Should a line in the entries below contain "icon", return that line.
=== Extracted material ===
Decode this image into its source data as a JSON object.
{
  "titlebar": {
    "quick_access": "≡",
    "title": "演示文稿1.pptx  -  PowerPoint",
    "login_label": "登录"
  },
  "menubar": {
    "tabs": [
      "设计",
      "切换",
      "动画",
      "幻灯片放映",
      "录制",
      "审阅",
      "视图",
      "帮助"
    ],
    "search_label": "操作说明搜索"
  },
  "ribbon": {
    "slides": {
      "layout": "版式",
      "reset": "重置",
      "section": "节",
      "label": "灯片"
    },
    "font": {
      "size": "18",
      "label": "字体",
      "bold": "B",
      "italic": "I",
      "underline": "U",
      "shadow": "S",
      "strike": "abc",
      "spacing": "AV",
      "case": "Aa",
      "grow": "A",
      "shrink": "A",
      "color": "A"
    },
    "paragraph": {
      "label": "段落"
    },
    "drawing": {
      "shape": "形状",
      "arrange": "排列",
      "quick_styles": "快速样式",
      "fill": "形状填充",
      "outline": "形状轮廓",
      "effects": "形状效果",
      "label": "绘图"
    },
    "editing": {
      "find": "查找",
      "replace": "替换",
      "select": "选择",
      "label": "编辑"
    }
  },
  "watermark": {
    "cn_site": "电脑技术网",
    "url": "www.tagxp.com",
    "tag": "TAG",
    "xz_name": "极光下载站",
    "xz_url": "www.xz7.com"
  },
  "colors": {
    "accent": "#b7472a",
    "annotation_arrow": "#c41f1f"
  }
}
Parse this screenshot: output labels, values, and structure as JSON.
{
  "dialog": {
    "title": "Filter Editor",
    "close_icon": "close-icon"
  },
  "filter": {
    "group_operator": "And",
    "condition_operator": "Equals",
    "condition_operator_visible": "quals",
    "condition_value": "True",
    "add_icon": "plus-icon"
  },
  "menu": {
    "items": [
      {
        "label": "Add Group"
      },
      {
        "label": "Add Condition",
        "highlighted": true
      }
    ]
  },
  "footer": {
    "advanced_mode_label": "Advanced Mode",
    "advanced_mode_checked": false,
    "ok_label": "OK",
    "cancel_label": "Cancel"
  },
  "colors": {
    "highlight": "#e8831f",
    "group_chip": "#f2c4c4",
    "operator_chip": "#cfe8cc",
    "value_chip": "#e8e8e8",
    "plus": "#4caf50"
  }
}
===
> _Task result_
    "close_icon": "close-icon"
    "add_icon": "plus-icon"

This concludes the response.